*Source records*.
■ ■ ■

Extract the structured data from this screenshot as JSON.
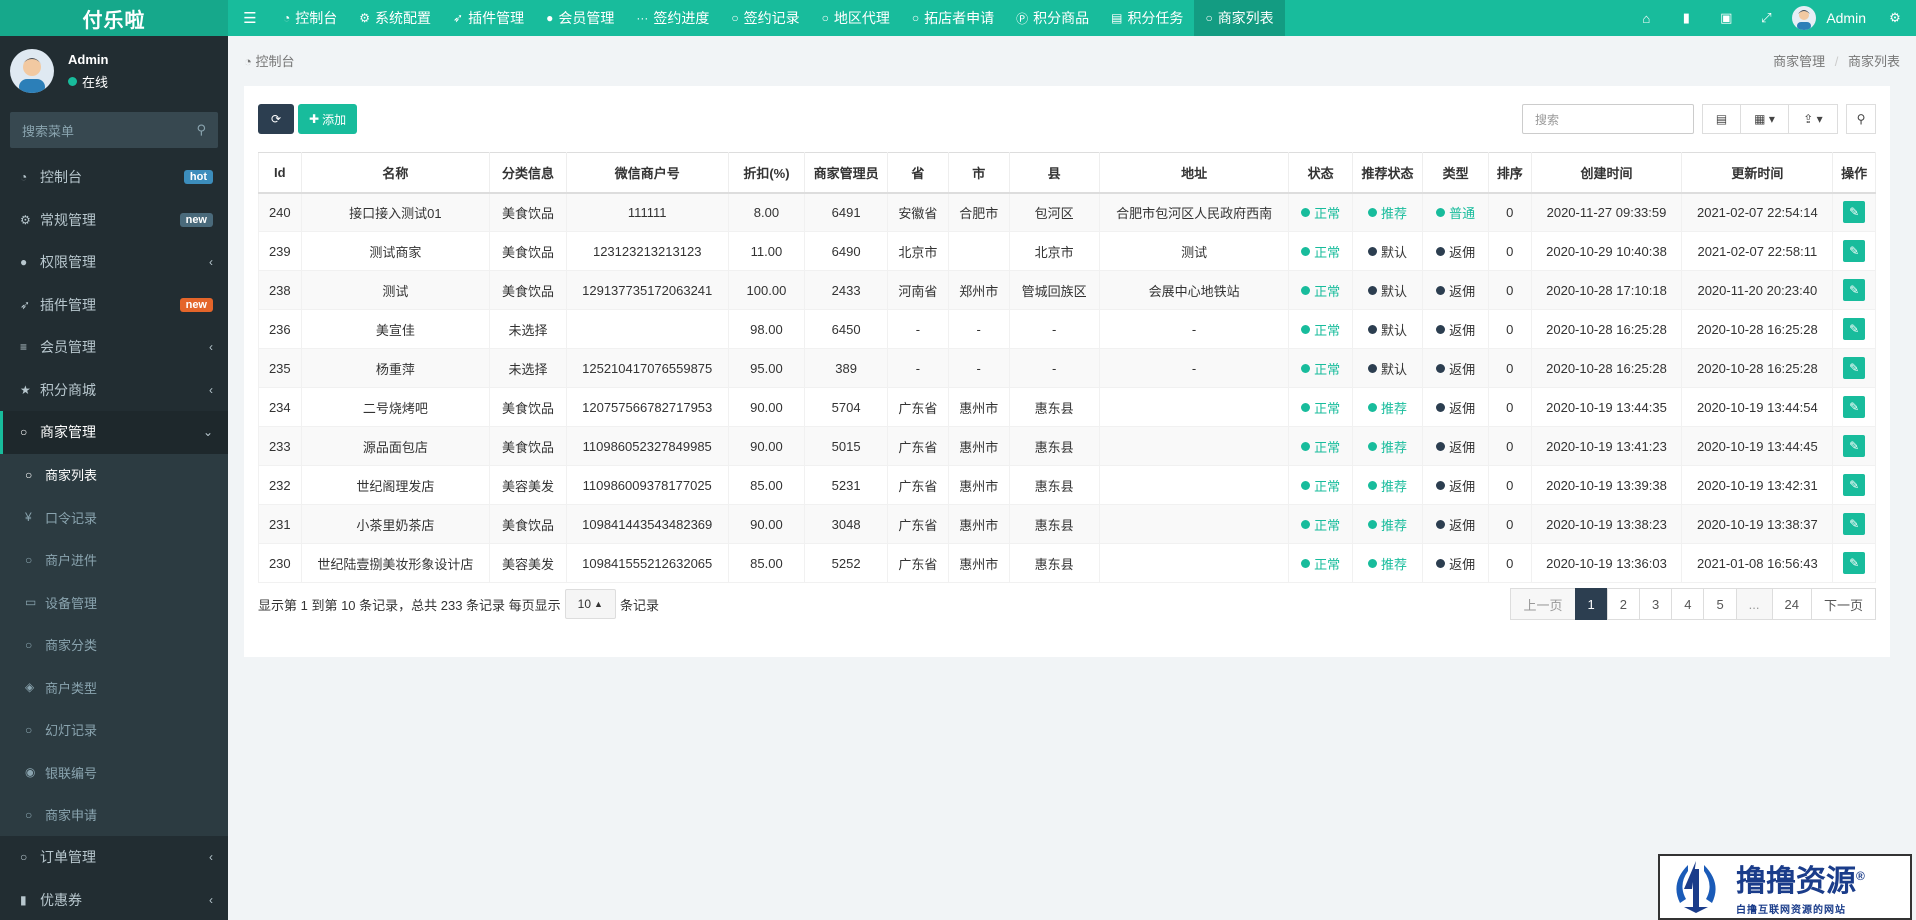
{
  "app": {
    "logo_text": "付乐啦"
  },
  "topnav": {
    "items": [
      {
        "icon": "dashboard-icon",
        "label": "控制台"
      },
      {
        "icon": "cogs-icon",
        "label": "系统配置"
      },
      {
        "icon": "rocket-icon",
        "label": "插件管理"
      },
      {
        "icon": "user-icon",
        "label": "会员管理"
      },
      {
        "icon": "ellipsis-icon",
        "label": "签约进度"
      },
      {
        "icon": "circle-icon",
        "label": "签约记录"
      },
      {
        "icon": "circle-icon",
        "label": "地区代理"
      },
      {
        "icon": "circle-icon",
        "label": "拓店者申请"
      },
      {
        "icon": "points-icon",
        "label": "积分商品"
      },
      {
        "icon": "list-icon",
        "label": "积分任务"
      },
      {
        "icon": "circle-icon",
        "label": "商家列表"
      }
    ],
    "user_name": "Admin"
  },
  "sidebar": {
    "user_name": "Admin",
    "user_status": "在线",
    "search_placeholder": "搜索菜单",
    "items": [
      {
        "label": "控制台",
        "badge": "hot",
        "badge_color": "#3c8dbc"
      },
      {
        "label": "常规管理",
        "badge": "new",
        "badge_color": "#4a6a7b"
      },
      {
        "label": "权限管理"
      },
      {
        "label": "插件管理",
        "badge": "new",
        "badge_color": "#e4652a"
      },
      {
        "label": "会员管理"
      },
      {
        "label": "积分商城"
      },
      {
        "label": "商家管理"
      }
    ],
    "sub_items": [
      {
        "label": "商家列表"
      },
      {
        "label": "口令记录"
      },
      {
        "label": "商户进件"
      },
      {
        "label": "设备管理"
      },
      {
        "label": "商家分类"
      },
      {
        "label": "商户类型"
      },
      {
        "label": "幻灯记录"
      },
      {
        "label": "银联编号"
      },
      {
        "label": "商家申请"
      }
    ],
    "bottom_items": [
      {
        "label": "订单管理"
      },
      {
        "label": "优惠券"
      }
    ]
  },
  "breadcrumb": {
    "left": "控制台",
    "right_1": "商家管理",
    "right_2": "商家列表",
    "separator": "/"
  },
  "toolbar": {
    "add_label": "添加",
    "search_placeholder": "搜索"
  },
  "table": {
    "columns": [
      "Id",
      "名称",
      "分类信息",
      "微信商户号",
      "折扣(%)",
      "商家管理员",
      "省",
      "市",
      "县",
      "地址",
      "状态",
      "推荐状态",
      "类型",
      "排序",
      "创建时间",
      "更新时间",
      "操作"
    ],
    "rows": [
      [
        "240",
        "接口接入测试01",
        "美食饮品",
        "111111",
        "8.00",
        "6491",
        "安徽省",
        "合肥市",
        "包河区",
        "合肥市包河区人民政府西南",
        "正常",
        "推荐",
        "普通",
        "0",
        "2020-11-27 09:33:59",
        "2021-02-07 22:54:14"
      ],
      [
        "239",
        "测试商家",
        "美食饮品",
        "123123213213123",
        "11.00",
        "6490",
        "北京市",
        "",
        "北京市",
        "测试",
        "正常",
        "默认",
        "返佣",
        "0",
        "2020-10-29 10:40:38",
        "2021-02-07 22:58:11"
      ],
      [
        "238",
        "测试",
        "美食饮品",
        "129137735172063241",
        "100.00",
        "2433",
        "河南省",
        "郑州市",
        "管城回族区",
        "会展中心地铁站",
        "正常",
        "默认",
        "返佣",
        "0",
        "2020-10-28 17:10:18",
        "2020-11-20 20:23:40"
      ],
      [
        "236",
        "美宣佳",
        "未选择",
        "",
        "98.00",
        "6450",
        "-",
        "-",
        "-",
        "-",
        "正常",
        "默认",
        "返佣",
        "0",
        "2020-10-28 16:25:28",
        "2020-10-28 16:25:28"
      ],
      [
        "235",
        "杨重萍",
        "未选择",
        "125210417076559875",
        "95.00",
        "389",
        "-",
        "-",
        "-",
        "-",
        "正常",
        "默认",
        "返佣",
        "0",
        "2020-10-28 16:25:28",
        "2020-10-28 16:25:28"
      ],
      [
        "234",
        "二号烧烤吧",
        "美食饮品",
        "120757566782717953",
        "90.00",
        "5704",
        "广东省",
        "惠州市",
        "惠东县",
        "",
        "正常",
        "推荐",
        "返佣",
        "0",
        "2020-10-19 13:44:35",
        "2020-10-19 13:44:54"
      ],
      [
        "233",
        "源品面包店",
        "美食饮品",
        "110986052327849985",
        "90.00",
        "5015",
        "广东省",
        "惠州市",
        "惠东县",
        "",
        "正常",
        "推荐",
        "返佣",
        "0",
        "2020-10-19 13:41:23",
        "2020-10-19 13:44:45"
      ],
      [
        "232",
        "世纪阁理发店",
        "美容美发",
        "110986009378177025",
        "85.00",
        "5231",
        "广东省",
        "惠州市",
        "惠东县",
        "",
        "正常",
        "推荐",
        "返佣",
        "0",
        "2020-10-19 13:39:38",
        "2020-10-19 13:42:31"
      ],
      [
        "231",
        "小茶里奶茶店",
        "美食饮品",
        "109841443543482369",
        "90.00",
        "3048",
        "广东省",
        "惠州市",
        "惠东县",
        "",
        "正常",
        "推荐",
        "返佣",
        "0",
        "2020-10-19 13:38:23",
        "2020-10-19 13:38:37"
      ],
      [
        "230",
        "世纪陆壹捌美妆形象设计店",
        "美容美发",
        "109841555212632065",
        "85.00",
        "5252",
        "广东省",
        "惠州市",
        "惠东县",
        "",
        "正常",
        "推荐",
        "返佣",
        "0",
        "2020-10-19 13:36:03",
        "2021-01-08 16:56:43"
      ]
    ]
  },
  "pagination": {
    "info_prefix": "显示第 1 到第 10 条记录，总共 233 条记录 每页显示",
    "page_size": "10",
    "info_suffix": "条记录",
    "prev": "上一页",
    "next": "下一页",
    "pages": [
      "1",
      "2",
      "3",
      "4",
      "5",
      "...",
      "24"
    ]
  },
  "watermark": {
    "title": "撸撸资源",
    "registered": "®",
    "subtitle": "白撸互联网资源的网站"
  },
  "colors": {
    "primary": "#18bc9c",
    "dark": "#2c3e50",
    "sidebar_bg": "#222d32"
  }
}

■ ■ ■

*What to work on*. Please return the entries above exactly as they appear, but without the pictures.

*Written response*.
Extract the structured data from this screenshot as JSON.
{
  "app": {
    "logo_text": "付乐啦"
  },
  "topnav": {
    "items": [
      {
        "icon": "dashboard-icon",
        "label": "控制台"
      },
      {
        "icon": "cogs-icon",
        "label": "系统配置"
      },
      {
        "icon": "rocket-icon",
        "label": "插件管理"
      },
      {
        "icon": "user-icon",
        "label": "会员管理"
      },
      {
        "icon": "ellipsis-icon",
        "label": "签约进度"
      },
      {
        "icon": "circle-icon",
        "label": "签约记录"
      },
      {
        "icon": "circle-icon",
        "label": "地区代理"
      },
      {
        "icon": "circle-icon",
        "label": "拓店者申请"
      },
      {
        "icon": "points-icon",
        "label": "积分商品"
      },
      {
        "icon": "list-icon",
        "label": "积分任务"
      },
      {
        "icon": "circle-icon",
        "label": "商家列表"
      }
    ],
    "user_name": "Admin"
  },
  "sidebar": {
    "user_name": "Admin",
    "user_status": "在线",
    "search_placeholder": "搜索菜单",
    "items": [
      {
        "label": "控制台",
        "badge": "hot",
        "badge_color": "#3c8dbc"
      },
      {
        "label": "常规管理",
        "badge": "new",
        "badge_color": "#4a6a7b"
      },
      {
        "label": "权限管理"
      },
      {
        "label": "插件管理",
        "badge": "new",
        "badge_color": "#e4652a"
      },
      {
        "label": "会员管理"
      },
      {
        "label": "积分商城"
      },
      {
        "label": "商家管理"
      }
    ],
    "sub_items": [
      {
        "label": "商家列表"
      },
      {
        "label": "口令记录"
      },
      {
        "label": "商户进件"
      },
      {
        "label": "设备管理"
      },
      {
        "label": "商家分类"
      },
      {
        "label": "商户类型"
      },
      {
        "label": "幻灯记录"
      },
      {
        "label": "银联编号"
      },
      {
        "label": "商家申请"
      }
    ],
    "bottom_items": [
      {
        "label": "订单管理"
      },
      {
        "label": "优惠券"
      }
    ]
  },
  "breadcrumb": {
    "left": "控制台",
    "right_1": "商家管理",
    "right_2": "商家列表",
    "separator": "/"
  },
  "toolbar": {
    "add_label": "添加",
    "search_placeholder": "搜索"
  },
  "table": {
    "columns": [
      "Id",
      "名称",
      "分类信息",
      "微信商户号",
      "折扣(%)",
      "商家管理员",
      "省",
      "市",
      "县",
      "地址",
      "状态",
      "推荐状态",
      "类型",
      "排序",
      "创建时间",
      "更新时间",
      "操作"
    ],
    "rows": [
      [
        "240",
        "接口接入测试01",
        "美食饮品",
        "111111",
        "8.00",
        "6491",
        "安徽省",
        "合肥市",
        "包河区",
        "合肥市包河区人民政府西南",
        "正常",
        "推荐",
        "普通",
        "0",
        "2020-11-27 09:33:59",
        "2021-02-07 22:54:14"
      ],
      [
        "239",
        "测试商家",
        "美食饮品",
        "123123213213123",
        "11.00",
        "6490",
        "北京市",
        "",
        "北京市",
        "测试",
        "正常",
        "默认",
        "返佣",
        "0",
        "2020-10-29 10:40:38",
        "2021-02-07 22:58:11"
      ],
      [
        "238",
        "测试",
        "美食饮品",
        "129137735172063241",
        "100.00",
        "2433",
        "河南省",
        "郑州市",
        "管城回族区",
        "会展中心地铁站",
        "正常",
        "默认",
        "返佣",
        "0",
        "2020-10-28 17:10:18",
        "2020-11-20 20:23:40"
      ],
      [
        "236",
        "美宣佳",
        "未选择",
        "",
        "98.00",
        "6450",
        "-",
        "-",
        "-",
        "-",
        "正常",
        "默认",
        "返佣",
        "0",
        "2020-10-28 16:25:28",
        "2020-10-28 16:25:28"
      ],
      [
        "235",
        "杨重萍",
        "未选择",
        "125210417076559875",
        "95.00",
        "389",
        "-",
        "-",
        "-",
        "-",
        "正常",
        "默认",
        "返佣",
        "0",
        "2020-10-28 16:25:28",
        "2020-10-28 16:25:28"
      ],
      [
        "234",
        "二号烧烤吧",
        "美食饮品",
        "120757566782717953",
        "90.00",
        "5704",
        "广东省",
        "惠州市",
        "惠东县",
        "",
        "正常",
        "推荐",
        "返佣",
        "0",
        "2020-10-19 13:44:35",
        "2020-10-19 13:44:54"
      ],
      [
        "233",
        "源品面包店",
        "美食饮品",
        "110986052327849985",
        "90.00",
        "5015",
        "广东省",
        "惠州市",
        "惠东县",
        "",
        "正常",
        "推荐",
        "返佣",
        "0",
        "2020-10-19 13:41:23",
        "2020-10-19 13:44:45"
      ],
      [
        "232",
        "世纪阁理发店",
        "美容美发",
        "110986009378177025",
        "85.00",
        "5231",
        "广东省",
        "惠州市",
        "惠东县",
        "",
        "正常",
        "推荐",
        "返佣",
        "0",
        "2020-10-19 13:39:38",
        "2020-10-19 13:42:31"
      ],
      [
        "231",
        "小茶里奶茶店",
        "美食饮品",
        "109841443543482369",
        "90.00",
        "3048",
        "广东省",
        "惠州市",
        "惠东县",
        "",
        "正常",
        "推荐",
        "返佣",
        "0",
        "2020-10-19 13:38:23",
        "2020-10-19 13:38:37"
      ],
      [
        "230",
        "世纪陆壹捌美妆形象设计店",
        "美容美发",
        "109841555212632065",
        "85.00",
        "5252",
        "广东省",
        "惠州市",
        "惠东县",
        "",
        "正常",
        "推荐",
        "返佣",
        "0",
        "2020-10-19 13:36:03",
        "2021-01-08 16:56:43"
      ]
    ]
  },
  "pagination": {
    "info_prefix": "显示第 1 到第 10 条记录，总共 233 条记录 每页显示",
    "page_size": "10",
    "info_suffix": "条记录",
    "prev": "上一页",
    "next": "下一页",
    "pages": [
      "1",
      "2",
      "3",
      "4",
      "5",
      "...",
      "24"
    ]
  },
  "watermark": {
    "title": "撸撸资源",
    "registered": "®",
    "subtitle": "白撸互联网资源的网站"
  },
  "colors": {
    "primary": "#18bc9c",
    "dark": "#2c3e50",
    "sidebar_bg": "#222d32"
  }
}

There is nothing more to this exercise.